During his time as Communications Coordinator he was required to explain and facilitate gay media access during the Trust Board quota debacle and its explosive aftermath. He and NZAF Executive Director Rachael Le Mesurier spent long hours dealing with the months and months of fallout from the NZAF's on-going programme of revitalisation and re-building, particularly in its Gay Men's Health area. The more recent allegations of unsafe sex against one of the men featured in the Foundation's current Poster Boys campaign, subsequently revealed to be untrue, must have kept Chris behind his desk for untold hours which could have been more constructively spent promoting safe sexual practices against a background of a resurgent HIV epidemic amongst men who have sex with men in New Zealand.

Through it all, Chris remained professional, passionate and insightful. But, as is the nature of the communications profession, and the high level of burn-out it unfortunately afflicts on intensely committed people like Chris, he eventually needed to call it quits and get back to a life less driven by deadlines, demanding reporters, community conflicts, long hours and a million other pressures.

His departure is great a loss to the AIDS Foundation and the glbt media, but he has set standards which we must all continue to strive to achieve. We can only hope that more men and women with his willingness and skills come forward to do the vital work which benefits all glbt New Zealanders - whether or not they realise it, or care.

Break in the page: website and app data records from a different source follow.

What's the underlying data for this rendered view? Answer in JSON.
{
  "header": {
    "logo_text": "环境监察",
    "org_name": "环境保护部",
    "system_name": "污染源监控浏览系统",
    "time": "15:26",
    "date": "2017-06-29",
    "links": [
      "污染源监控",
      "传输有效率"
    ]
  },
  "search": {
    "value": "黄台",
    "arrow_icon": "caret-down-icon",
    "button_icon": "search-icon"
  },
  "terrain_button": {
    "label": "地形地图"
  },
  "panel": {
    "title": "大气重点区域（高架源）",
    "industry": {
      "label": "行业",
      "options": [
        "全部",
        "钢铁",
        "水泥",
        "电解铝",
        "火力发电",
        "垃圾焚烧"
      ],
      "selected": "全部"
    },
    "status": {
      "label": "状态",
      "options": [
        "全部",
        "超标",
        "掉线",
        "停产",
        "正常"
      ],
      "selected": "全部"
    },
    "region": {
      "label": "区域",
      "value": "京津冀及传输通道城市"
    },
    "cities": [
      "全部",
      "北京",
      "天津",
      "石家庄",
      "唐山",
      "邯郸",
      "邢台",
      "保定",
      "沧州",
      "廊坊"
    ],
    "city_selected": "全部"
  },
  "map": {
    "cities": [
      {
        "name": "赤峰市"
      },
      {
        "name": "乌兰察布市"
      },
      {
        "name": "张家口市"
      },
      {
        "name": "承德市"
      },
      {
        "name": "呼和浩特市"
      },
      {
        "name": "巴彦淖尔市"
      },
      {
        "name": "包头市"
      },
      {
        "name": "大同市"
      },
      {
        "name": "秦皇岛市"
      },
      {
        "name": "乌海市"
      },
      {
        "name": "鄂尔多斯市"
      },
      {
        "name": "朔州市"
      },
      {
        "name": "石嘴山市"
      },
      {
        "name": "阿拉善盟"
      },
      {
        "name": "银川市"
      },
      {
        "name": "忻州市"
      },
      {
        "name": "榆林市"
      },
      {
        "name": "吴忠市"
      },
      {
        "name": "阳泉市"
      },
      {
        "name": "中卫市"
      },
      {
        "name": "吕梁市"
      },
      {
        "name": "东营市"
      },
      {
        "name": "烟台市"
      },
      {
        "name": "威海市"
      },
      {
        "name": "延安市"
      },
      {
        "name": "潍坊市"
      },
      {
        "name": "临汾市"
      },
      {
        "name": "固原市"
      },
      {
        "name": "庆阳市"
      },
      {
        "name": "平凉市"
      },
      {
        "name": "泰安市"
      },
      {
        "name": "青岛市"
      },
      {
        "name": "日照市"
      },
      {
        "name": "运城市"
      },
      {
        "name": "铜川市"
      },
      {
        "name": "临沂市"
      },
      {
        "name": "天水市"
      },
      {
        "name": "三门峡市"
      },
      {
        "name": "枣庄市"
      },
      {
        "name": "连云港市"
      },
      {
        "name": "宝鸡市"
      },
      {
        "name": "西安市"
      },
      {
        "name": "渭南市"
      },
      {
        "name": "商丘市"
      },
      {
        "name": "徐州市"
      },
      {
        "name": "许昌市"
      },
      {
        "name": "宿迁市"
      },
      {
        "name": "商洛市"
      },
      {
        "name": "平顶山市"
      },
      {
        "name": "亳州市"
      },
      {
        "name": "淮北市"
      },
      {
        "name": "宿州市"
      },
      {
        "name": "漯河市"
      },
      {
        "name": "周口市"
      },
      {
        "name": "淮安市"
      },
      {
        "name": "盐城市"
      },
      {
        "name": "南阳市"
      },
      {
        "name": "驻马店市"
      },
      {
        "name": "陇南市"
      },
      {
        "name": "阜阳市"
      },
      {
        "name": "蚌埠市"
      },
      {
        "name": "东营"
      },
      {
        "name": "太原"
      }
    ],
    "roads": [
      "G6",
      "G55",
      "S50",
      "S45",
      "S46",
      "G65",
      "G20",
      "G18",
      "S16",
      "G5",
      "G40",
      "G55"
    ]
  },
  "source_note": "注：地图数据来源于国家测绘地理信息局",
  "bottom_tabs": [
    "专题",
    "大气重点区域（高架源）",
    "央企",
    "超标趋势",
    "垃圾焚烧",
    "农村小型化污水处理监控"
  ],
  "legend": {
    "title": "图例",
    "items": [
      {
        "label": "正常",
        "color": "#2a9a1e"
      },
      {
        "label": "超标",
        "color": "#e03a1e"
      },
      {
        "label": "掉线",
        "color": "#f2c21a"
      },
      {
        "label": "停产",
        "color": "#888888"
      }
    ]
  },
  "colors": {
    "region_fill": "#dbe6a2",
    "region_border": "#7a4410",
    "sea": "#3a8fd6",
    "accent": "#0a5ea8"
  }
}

As Chris Banks' first employer in the gay community, and as a glbt news and communication organisation which subsequently worked with him an an appropriately wary yet helpful relationship, we wish Chris and his partner Dean well in their future endeavours.

- Jay Bennie content editor

Jay Bennie - 9th April 2008